Choose a location with an endless supply of sunlight. The protea family is unable to endure extreme temperature changes. Flowers and colorful foliage require full sun to grow.
Before using it to fill in around it, add peat or pine bark to the soil (to make it more acidic).
Create acidic soil by pouring 50g of ammonium sulfate dissolved in 10 liters of water onto the ground every two weeks in summer and monthly in winter.
Proteas despise it when their roots are disturbed in any way. They grow horizontally beneath the soil surface, making them sensitive to the plant’s surroundings.
Because they dislike competition, keep other plants away from them and maintain the area free of weeds.
If weeds appear, pluck them out by hand while they are still little and lack robust root systems.
If you’re concerned that removing larger weeds will cause damage to the plant, cut them off at the ground level.
Tips on Growing Protea Flowers
Proteas are ideally planted between March and September.
Choose plants with healthy, disease-free leaves that are six to 18 months old (or 15 to 30cm tall) and have an excellent all-around growth form. Keep in mind that young plants are the easiest to transplant.
Proteas are not drought resistant right away after planting. For the first 18 to 20 months in the summer, water them every day or every other day.
Except in winter rainfall areas, when they should be watered weekly, there is no need to water them in the winter. Remember that they get their moisture from mountain mists in their native habitat. They don’t like damp feet, so don’t overwater them.
Instead of watering the plant from above, soak the soil around it. Place pine bark chips or other wood chips around the plant as a mulch.
Tips on Soil For Protea Flower Plants
Proteas and leucadendrons thrive in poor soils. They like highly nutrient-deficient soils that are low in phosphates and nitrates.
When cultivated in rich soils, they fail to send out long roots and are easily blown over or are short-lived.
Protea flowers can be very rewarding when given sandy, well-drained, neutral-to-acid soil and a sunny position. Except for a couple of species, low humidity is also an essential requirement unless drainage is perfect.

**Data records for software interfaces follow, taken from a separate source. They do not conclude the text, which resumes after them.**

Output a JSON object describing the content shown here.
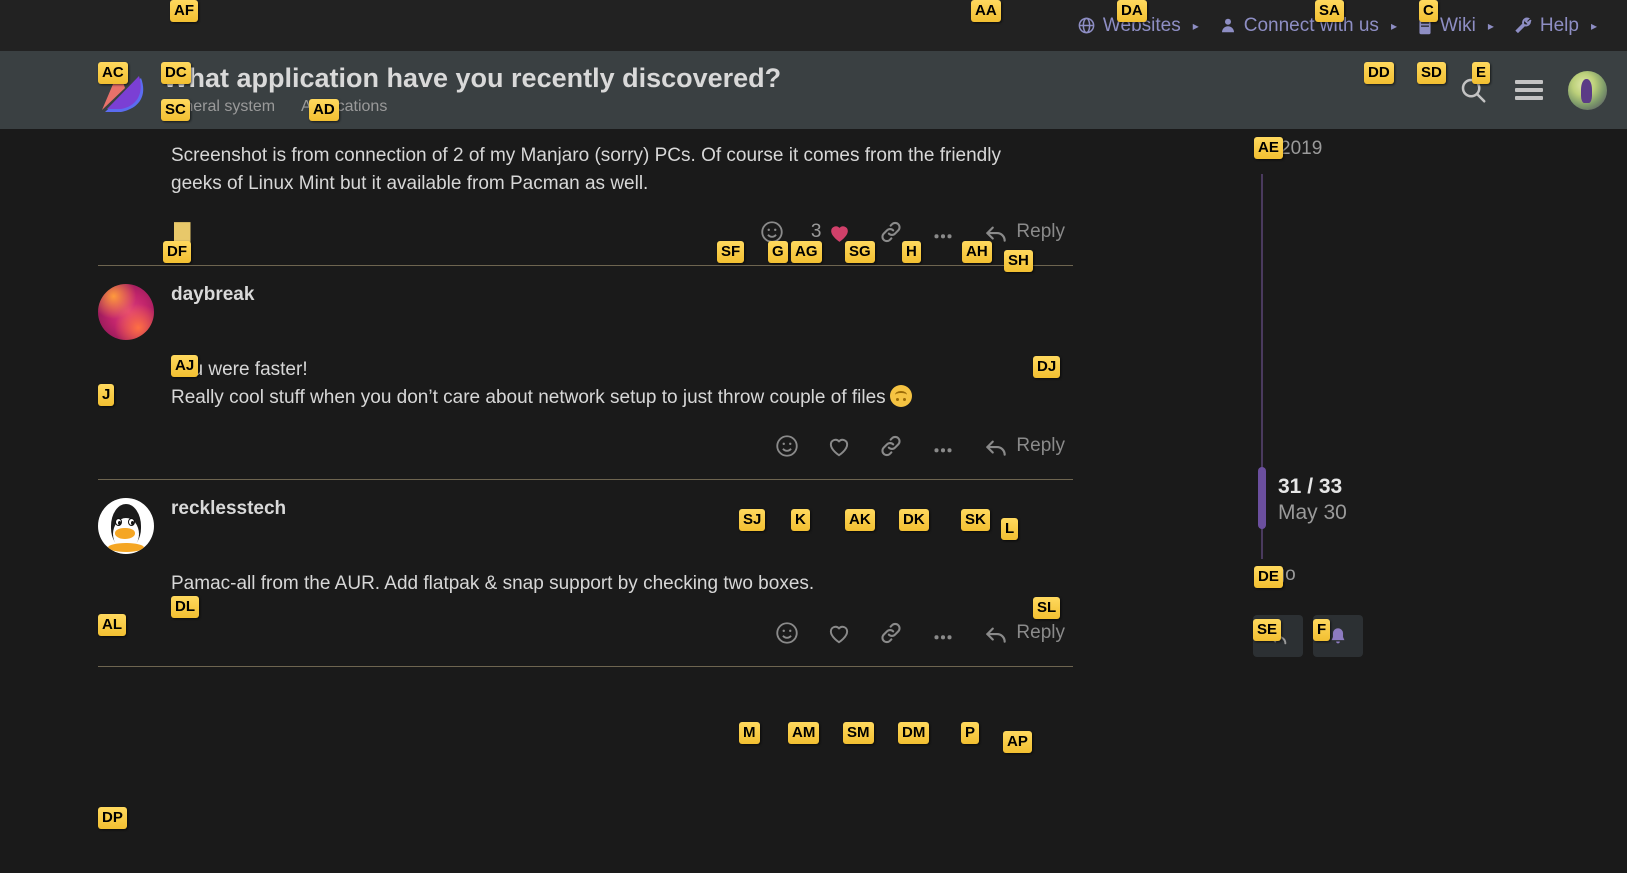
{
  "top_nav": {
    "items": [
      {
        "label": "Websites",
        "icon": "globe-icon",
        "caret": "▸",
        "badge": "AA"
      },
      {
        "label": "Connect with us",
        "icon": "person-icon",
        "caret": "▸",
        "badge": "DA"
      },
      {
        "label": "Wiki",
        "icon": "book-icon",
        "caret": "▸",
        "badge": "SA"
      },
      {
        "label": "Help",
        "icon": "wrench-icon",
        "caret": "▸",
        "badge": "C"
      }
    ],
    "badge_af": "AF"
  },
  "header": {
    "logo_badge": "AC",
    "title": "What application have you recently discovered?",
    "title_badge": "DC",
    "breadcrumbs": [
      {
        "label": "General system",
        "badge": "SC"
      },
      {
        "label": "Applications",
        "badge": "AD"
      }
    ],
    "search_badge": "DD",
    "menu_badge": "SD",
    "avatar_badge": "E"
  },
  "posts": [
    {
      "id": "post-1",
      "body_lines": [
        "Screenshot is from connection of 2 of my Manjaro (sorry) PCs. Of course it comes from the friendly",
        "geeks of Linux Mint but it available from Pacman as well."
      ],
      "bookmark_badge": "DF",
      "actions": {
        "emoji_badge": "SF",
        "like_count": "3",
        "like_count_badge": "G",
        "heart_badge": "AG",
        "heart_filled": true,
        "link_badge": "SG",
        "more_badge": "H",
        "reply_arrow_badge": "AH",
        "reply_label": "Reply",
        "reply_label_badge": "SH"
      }
    },
    {
      "id": "post-2",
      "username": "daybreak",
      "username_badge": "AJ",
      "avatar_badge": "J",
      "avatar_kind": "gradient-pink",
      "time_badge": "DJ",
      "body_lines": [
        "You were faster!",
        "Really cool stuff when you don’t care about network setup to just throw couple of files"
      ],
      "body_emoji": "upside-down-face",
      "actions": {
        "emoji_badge": "SJ",
        "heart_badge": "K",
        "heart_filled": false,
        "link_badge": "AK",
        "more_badge": "DK",
        "reply_arrow_badge": "SK",
        "reply_label": "Reply",
        "reply_label_badge": "L"
      }
    },
    {
      "id": "post-3",
      "username": "recklesstech",
      "username_badge": "DL",
      "avatar_badge": "AL",
      "avatar_kind": "tux",
      "time_badge": "SL",
      "body_lines": [
        "Pamac-all from the AUR. Add flatpak & snap support by checking two boxes."
      ],
      "actions": {
        "emoji_badge": "M",
        "heart_badge": "AM",
        "heart_filled": false,
        "link_badge": "DM",
        "more_badge": "SM",
        "reply_arrow_badge": "P",
        "reply_label": "Reply",
        "reply_label_badge": "AP"
      }
    },
    {
      "id": "post-4",
      "avatar_badge": "DP"
    }
  ],
  "timeline": {
    "top_date": "2019",
    "top_date_badge": "AE",
    "position": "31 / 33",
    "current_date": "May 30",
    "bottom_date": "ago",
    "bottom_date_badge": "DE",
    "reply_button_badge": "SE",
    "notify_button_badge": "F"
  },
  "colors": {
    "page_bg": "#1a1a1a",
    "top_bar_bg": "#222222",
    "header_bg": "#3a4042",
    "nav_link": "#8e8ec4",
    "text_primary": "#d7d7d7",
    "text_muted": "#8a8a8a",
    "divider": "#6e6550",
    "timeline_accent": "#6b4f9e",
    "heart_filled": "#d1406a",
    "badge_bg": "#f2bf31",
    "bookmark": "#e8c86a"
  }
}
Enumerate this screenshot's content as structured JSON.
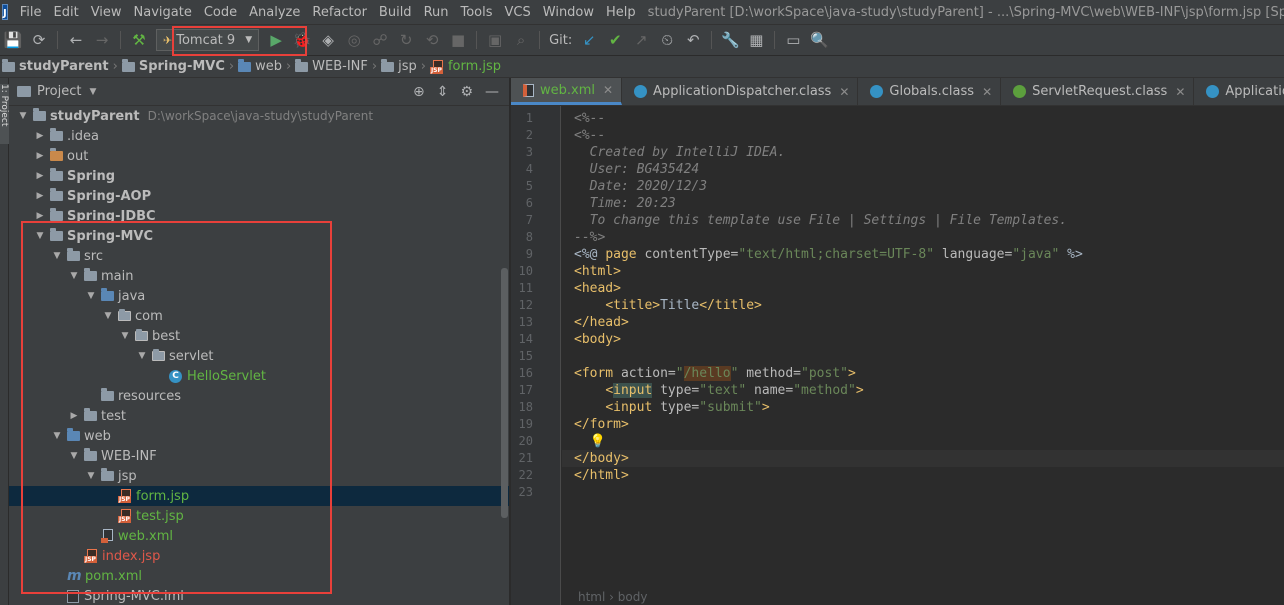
{
  "menubar": {
    "items": [
      "File",
      "Edit",
      "View",
      "Navigate",
      "Code",
      "Analyze",
      "Refactor",
      "Build",
      "Run",
      "Tools",
      "VCS",
      "Window",
      "Help"
    ],
    "title": "studyParent [D:\\workSpace\\java-study\\studyParent] - ...\\Spring-MVC\\web\\WEB-INF\\jsp\\form.jsp [Spring-MVC] - Inte"
  },
  "toolbar": {
    "run_config": "Tomcat 9",
    "git_label": "Git:"
  },
  "breadcrumbs": [
    "studyParent",
    "Spring-MVC",
    "web",
    "WEB-INF",
    "jsp",
    "form.jsp"
  ],
  "project_panel": {
    "title": "Project",
    "side_label": "1: Project",
    "root_path": "D:\\workSpace\\java-study\\studyParent",
    "tree": [
      {
        "label": "studyParent",
        "level": 0,
        "arrow": "down",
        "icon": "module",
        "bold": true
      },
      {
        "label": ".idea",
        "level": 1,
        "arrow": "right",
        "icon": "folder"
      },
      {
        "label": "out",
        "level": 1,
        "arrow": "right",
        "icon": "folder-orange"
      },
      {
        "label": "Spring",
        "level": 1,
        "arrow": "right",
        "icon": "module",
        "bold": true
      },
      {
        "label": "Spring-AOP",
        "level": 1,
        "arrow": "right",
        "icon": "module",
        "bold": true
      },
      {
        "label": "Spring-JDBC",
        "level": 1,
        "arrow": "right",
        "icon": "module",
        "bold": true
      },
      {
        "label": "Spring-MVC",
        "level": 1,
        "arrow": "down",
        "icon": "module",
        "bold": true
      },
      {
        "label": "src",
        "level": 2,
        "arrow": "down",
        "icon": "folder"
      },
      {
        "label": "main",
        "level": 3,
        "arrow": "down",
        "icon": "folder"
      },
      {
        "label": "java",
        "level": 4,
        "arrow": "down",
        "icon": "folder-blue"
      },
      {
        "label": "com",
        "level": 5,
        "arrow": "down",
        "icon": "package"
      },
      {
        "label": "best",
        "level": 6,
        "arrow": "down",
        "icon": "package"
      },
      {
        "label": "servlet",
        "level": 7,
        "arrow": "down",
        "icon": "package"
      },
      {
        "label": "HelloServlet",
        "level": 8,
        "arrow": "none",
        "icon": "class",
        "color": "green"
      },
      {
        "label": "resources",
        "level": 4,
        "arrow": "none",
        "icon": "folder"
      },
      {
        "label": "test",
        "level": 3,
        "arrow": "right",
        "icon": "folder"
      },
      {
        "label": "web",
        "level": 2,
        "arrow": "down",
        "icon": "folder-web"
      },
      {
        "label": "WEB-INF",
        "level": 3,
        "arrow": "down",
        "icon": "folder"
      },
      {
        "label": "jsp",
        "level": 4,
        "arrow": "down",
        "icon": "folder"
      },
      {
        "label": "form.jsp",
        "level": 5,
        "arrow": "none",
        "icon": "jsp",
        "color": "green",
        "selected": true
      },
      {
        "label": "test.jsp",
        "level": 5,
        "arrow": "none",
        "icon": "jsp",
        "color": "green"
      },
      {
        "label": "web.xml",
        "level": 4,
        "arrow": "none",
        "icon": "xml",
        "color": "green"
      },
      {
        "label": "index.jsp",
        "level": 3,
        "arrow": "none",
        "icon": "jsp",
        "color": "red"
      },
      {
        "label": "pom.xml",
        "level": 2,
        "arrow": "none",
        "icon": "maven",
        "color": "green"
      },
      {
        "label": "Spring-MVC.iml",
        "level": 2,
        "arrow": "none",
        "icon": "iml"
      }
    ]
  },
  "editor": {
    "tabs": [
      {
        "label": "web.xml",
        "icon": "xml",
        "active": true
      },
      {
        "label": "ApplicationDispatcher.class",
        "icon": "class"
      },
      {
        "label": "Globals.class",
        "icon": "class"
      },
      {
        "label": "ServletRequest.class",
        "icon": "interface"
      },
      {
        "label": "ApplicationHttpRequest.",
        "icon": "class"
      }
    ],
    "lines": [
      {
        "n": "1",
        "html": "<span class='cm'>&lt;%--</span>"
      },
      {
        "n": "2",
        "html": "<span class='cm'>&lt;%--</span>"
      },
      {
        "n": "3",
        "html": "<span class='cm'>  Created by IntelliJ IDEA.</span>"
      },
      {
        "n": "4",
        "html": "<span class='cm'>  User: BG435424</span>"
      },
      {
        "n": "5",
        "html": "<span class='cm'>  Date: 2020/12/3</span>"
      },
      {
        "n": "6",
        "html": "<span class='cm'>  Time: 20:23</span>"
      },
      {
        "n": "7",
        "html": "<span class='cm'>  To change this template use File | Settings | File Templates.</span>"
      },
      {
        "n": "8",
        "html": "<span class='cm'>--%&gt;</span>"
      },
      {
        "n": "9",
        "html": "<span class='dir'>&lt;%@ </span><span class='tg'>page</span> <span class='at'>contentType=</span><span class='st'>\"text/html;charset=UTF-8\"</span> <span class='at'>language=</span><span class='st'>\"java\"</span> <span class='dir'>%&gt;</span>"
      },
      {
        "n": "10",
        "html": "<span class='tg'>&lt;html&gt;</span>"
      },
      {
        "n": "11",
        "html": "<span class='tg'>&lt;head&gt;</span>"
      },
      {
        "n": "12",
        "html": "    <span class='tg'>&lt;title&gt;</span>Title<span class='tg'>&lt;/title&gt;</span>"
      },
      {
        "n": "13",
        "html": "<span class='tg'>&lt;/head&gt;</span>"
      },
      {
        "n": "14",
        "html": "<span class='tg'>&lt;body&gt;</span>"
      },
      {
        "n": "15",
        "html": ""
      },
      {
        "n": "16",
        "html": "<span class='tg'>&lt;form</span> <span class='at'>action=</span><span class='st'>\"<span class='hl-orange'>/hello</span>\"</span> <span class='at'>method=</span><span class='st'>\"post\"</span><span class='tg'>&gt;</span>"
      },
      {
        "n": "17",
        "html": "    <span class='tg'>&lt;<span class='hl-input'>input</span></span> <span class='at'>type=</span><span class='st'>\"text\"</span> <span class='at'>name=</span><span class='st'>\"method\"</span><span class='tg'>&gt;</span>"
      },
      {
        "n": "18",
        "html": "    <span class='tg'>&lt;input</span> <span class='at'>type=</span><span class='st'>\"submit\"</span><span class='tg'>&gt;</span>"
      },
      {
        "n": "19",
        "html": "<span class='tg'>&lt;/form&gt;</span>"
      },
      {
        "n": "20",
        "html": "  <span class='bulb'>💡</span>"
      },
      {
        "n": "21",
        "html": "<span class='tg'>&lt;/body&gt;</span>",
        "current": true
      },
      {
        "n": "22",
        "html": "<span class='tg'>&lt;/html&gt;</span>"
      },
      {
        "n": "23",
        "html": ""
      }
    ],
    "status_breadcrumb": "html  ›  body"
  },
  "colors": {
    "highlight": "#e8403a",
    "selection": "#0d293e",
    "tab_accent": "#4a88c7"
  }
}
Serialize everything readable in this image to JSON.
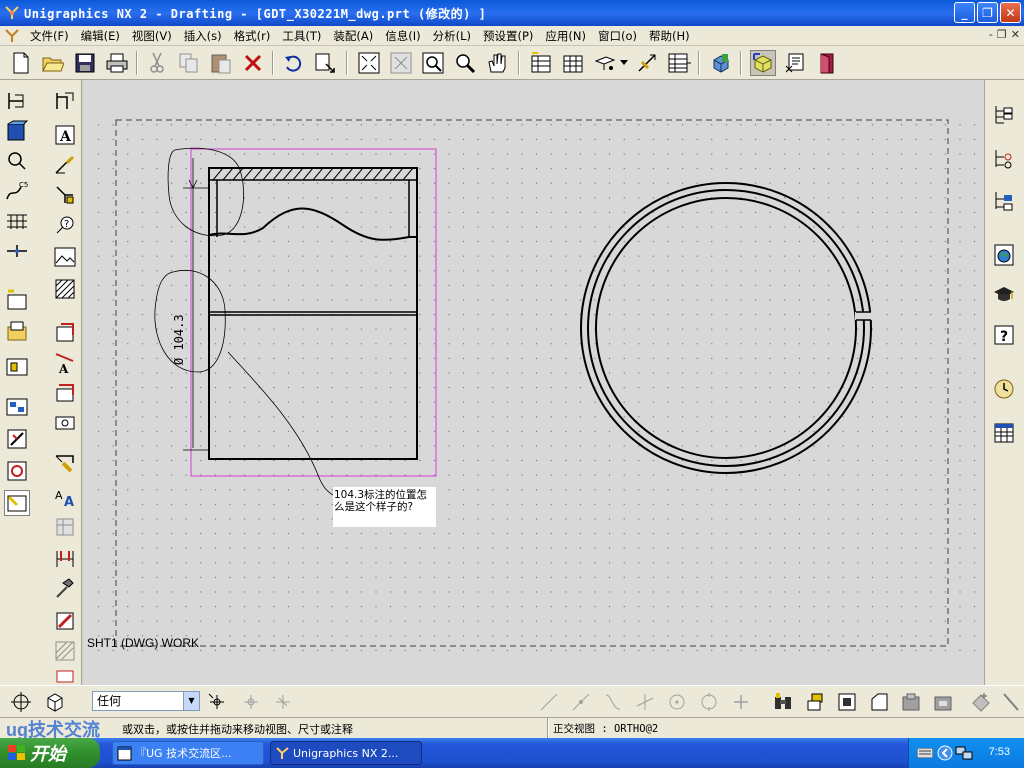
{
  "window": {
    "title": "Unigraphics NX 2 - Drafting - [GDT_X30221M_dwg.prt  (修改的) ]",
    "minimize": "_",
    "maximize": "❐",
    "close": "✕"
  },
  "menu": {
    "items": [
      {
        "label": "文件(F)"
      },
      {
        "label": "编辑(E)"
      },
      {
        "label": "视图(V)"
      },
      {
        "label": "插入(s)"
      },
      {
        "label": "格式(r)"
      },
      {
        "label": "工具(T)"
      },
      {
        "label": "装配(A)"
      },
      {
        "label": "信息(I)"
      },
      {
        "label": "分析(L)"
      },
      {
        "label": "预设置(P)"
      },
      {
        "label": "应用(N)"
      },
      {
        "label": "窗口(o)"
      },
      {
        "label": "帮助(H)"
      }
    ],
    "mdi_min": "-",
    "mdi_restore": "❐",
    "mdi_close": "✕"
  },
  "toolbar": {
    "icons": [
      "new-icon",
      "open-icon",
      "save-icon",
      "print-icon",
      "cut-icon",
      "copy-icon",
      "paste-icon",
      "delete-icon",
      "undo-icon",
      "repeat-command-icon",
      "fit-icon",
      "zoom-window-icon",
      "zoom-area-icon",
      "zoom-icon",
      "pan-icon",
      "annotation-editor-icon",
      "drawing-sheet-icon",
      "preferences-icon",
      "dimension-icon",
      "table-icon",
      "modeling-icon",
      "drafting-icon",
      "view-icon",
      "door-icon"
    ]
  },
  "drawing": {
    "sheet_label": "SHT1 (DWG) WORK",
    "dimension_text": "Ø 104.3",
    "note_line1": "104.3标注的位置怎",
    "note_line2": "么是这个样子的?"
  },
  "bottom_toolbar": {
    "select_filter": "任何"
  },
  "status": {
    "left": "或双击，或按住并拖动来移动视图、尺寸或注释",
    "right": "正交视图 : ORTHO@2",
    "watermark": "ug技术交流"
  },
  "taskbar": {
    "start_label": "开始",
    "task1": "『UG 技术交流区...",
    "task2": "Unigraphics NX 2...",
    "clock": "7:53"
  },
  "colors": {
    "title_bar": "#1048c8",
    "magenta_border": "#d040d0",
    "graphics_bg": "#d8d8d8"
  }
}
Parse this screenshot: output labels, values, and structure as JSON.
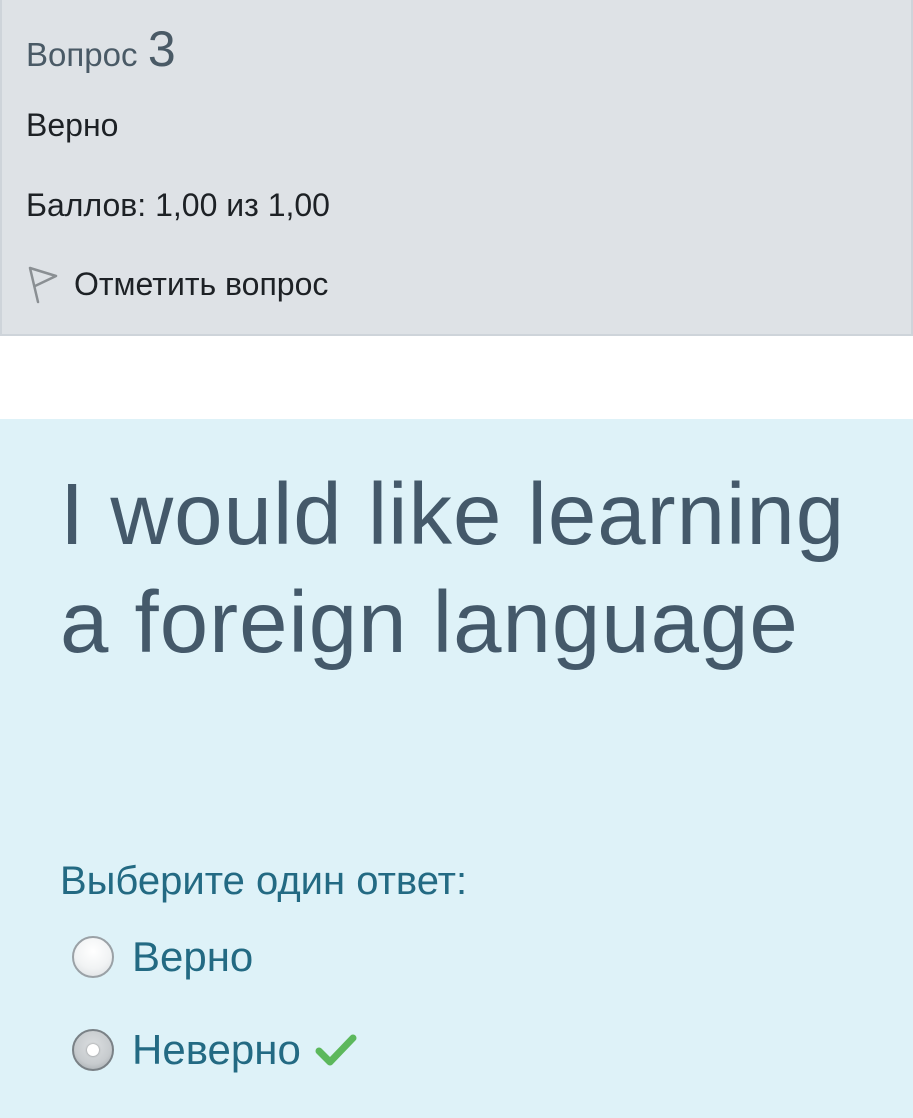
{
  "question_info": {
    "label": "Вопрос",
    "number": "3",
    "state": "Верно",
    "grade": "Баллов: 1,00 из 1,00",
    "flag_label": "Отметить вопрос",
    "flag_icon": "flag-outline-icon"
  },
  "question": {
    "text": "I would like learning a foreign language",
    "prompt": "Выберите один ответ:",
    "answers": [
      {
        "label": "Верно",
        "selected": false,
        "correct_mark": false
      },
      {
        "label": "Неверно",
        "selected": true,
        "correct_mark": true
      }
    ],
    "correct_icon": "checkmark-icon"
  },
  "colors": {
    "info_background": "#dee2e6",
    "content_background": "#def2f8",
    "question_text": "#44596a",
    "answer_text": "#236a83",
    "correct_check": "#5cb85c"
  }
}
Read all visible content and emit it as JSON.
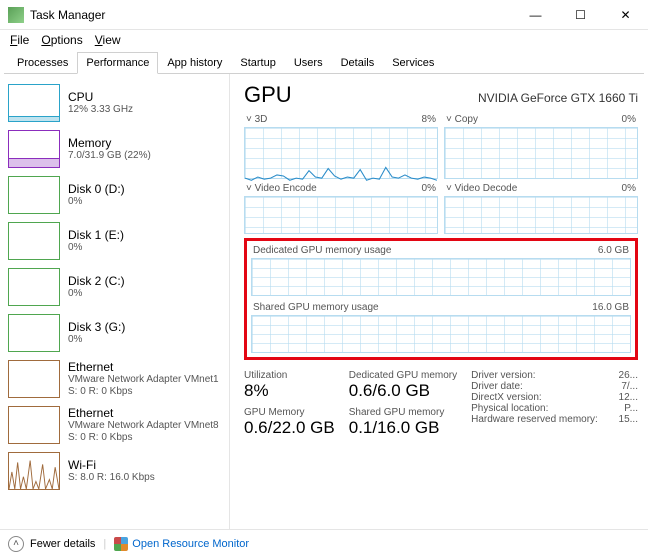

Excessive humidity and summer rain will make them prone to fungal diseases. To extend the life of proteas, it is crucial to cut them back after flowering. Remove the flower heads but do not cut back too hard into the old wood.